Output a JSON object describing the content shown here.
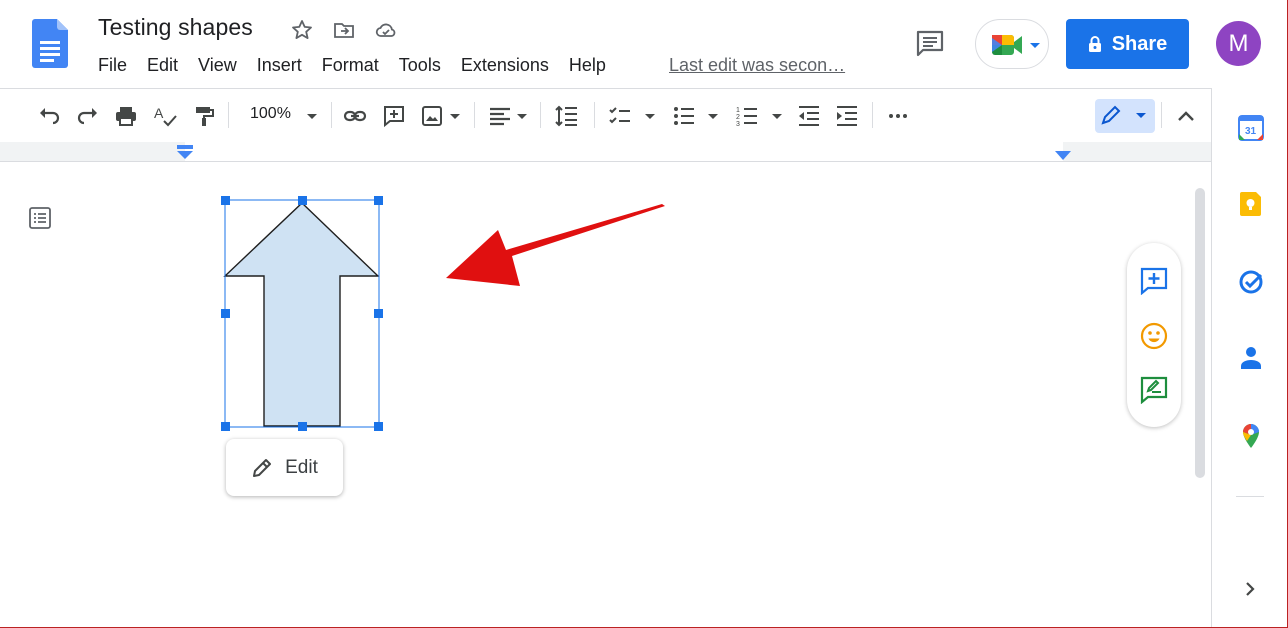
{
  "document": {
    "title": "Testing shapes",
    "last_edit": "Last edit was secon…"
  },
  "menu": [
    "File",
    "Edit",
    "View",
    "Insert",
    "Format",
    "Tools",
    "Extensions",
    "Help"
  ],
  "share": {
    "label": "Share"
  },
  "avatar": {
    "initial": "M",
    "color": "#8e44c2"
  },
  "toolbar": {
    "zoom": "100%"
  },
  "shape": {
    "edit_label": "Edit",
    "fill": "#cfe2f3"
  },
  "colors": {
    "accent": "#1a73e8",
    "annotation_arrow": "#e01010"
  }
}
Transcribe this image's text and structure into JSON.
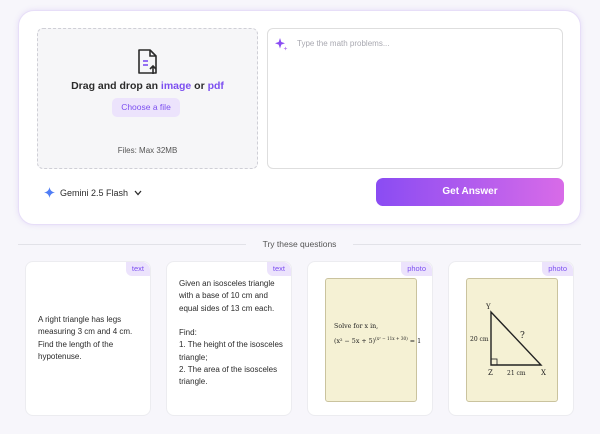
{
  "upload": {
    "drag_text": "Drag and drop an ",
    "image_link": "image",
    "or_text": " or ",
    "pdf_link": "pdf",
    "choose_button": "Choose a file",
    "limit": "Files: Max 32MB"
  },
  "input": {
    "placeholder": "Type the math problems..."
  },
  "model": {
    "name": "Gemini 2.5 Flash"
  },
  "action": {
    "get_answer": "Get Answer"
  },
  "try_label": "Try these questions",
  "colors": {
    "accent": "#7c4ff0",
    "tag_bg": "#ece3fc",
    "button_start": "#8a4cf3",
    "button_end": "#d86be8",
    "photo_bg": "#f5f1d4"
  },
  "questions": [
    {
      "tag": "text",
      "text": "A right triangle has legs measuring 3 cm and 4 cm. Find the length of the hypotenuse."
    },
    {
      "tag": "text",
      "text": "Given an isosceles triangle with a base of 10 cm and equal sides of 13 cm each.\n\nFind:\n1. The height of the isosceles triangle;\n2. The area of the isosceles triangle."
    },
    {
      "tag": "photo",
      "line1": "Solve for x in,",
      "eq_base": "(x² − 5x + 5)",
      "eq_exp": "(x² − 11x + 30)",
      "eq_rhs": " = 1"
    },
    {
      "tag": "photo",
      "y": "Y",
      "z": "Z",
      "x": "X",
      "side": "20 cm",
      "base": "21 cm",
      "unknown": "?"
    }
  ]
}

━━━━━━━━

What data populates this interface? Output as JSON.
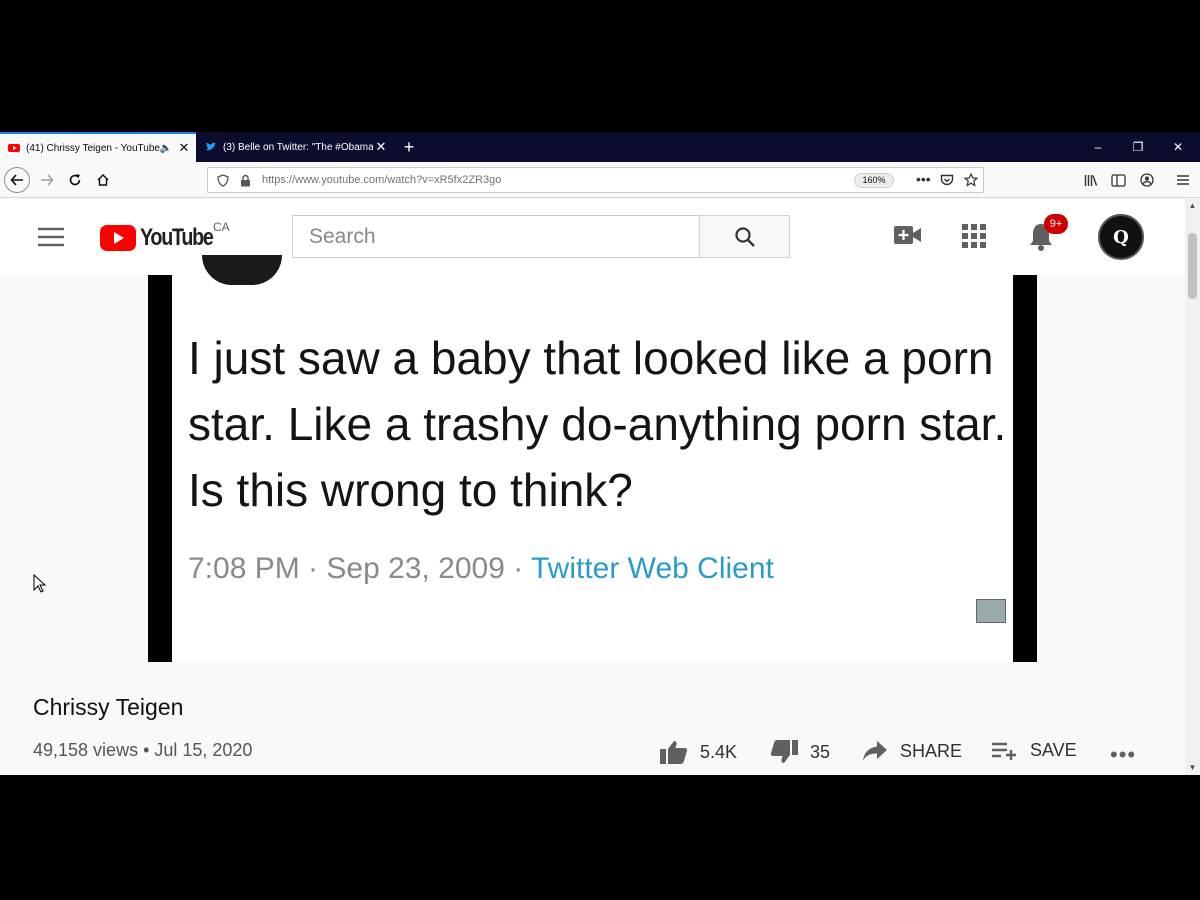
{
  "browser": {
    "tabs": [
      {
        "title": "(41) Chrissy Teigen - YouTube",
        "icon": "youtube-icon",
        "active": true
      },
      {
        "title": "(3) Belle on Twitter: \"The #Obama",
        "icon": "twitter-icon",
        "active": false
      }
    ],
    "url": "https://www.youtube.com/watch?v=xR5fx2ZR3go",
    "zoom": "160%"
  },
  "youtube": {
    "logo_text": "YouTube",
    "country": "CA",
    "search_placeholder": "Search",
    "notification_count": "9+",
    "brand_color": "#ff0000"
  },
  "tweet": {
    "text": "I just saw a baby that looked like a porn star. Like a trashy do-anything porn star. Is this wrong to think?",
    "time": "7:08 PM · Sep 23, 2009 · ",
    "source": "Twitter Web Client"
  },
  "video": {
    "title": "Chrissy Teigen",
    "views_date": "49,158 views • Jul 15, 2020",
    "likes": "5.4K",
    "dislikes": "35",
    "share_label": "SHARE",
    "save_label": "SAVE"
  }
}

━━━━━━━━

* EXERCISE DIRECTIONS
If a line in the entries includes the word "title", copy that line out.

* PROBLEM SOLUTION
    "title": "Testing shapes",
        "title": "(41) Chrissy Teigen - YouTube",
        "title": "(3) Belle on Twitter: \"The #Obama",
    "title": "Chrissy Teigen",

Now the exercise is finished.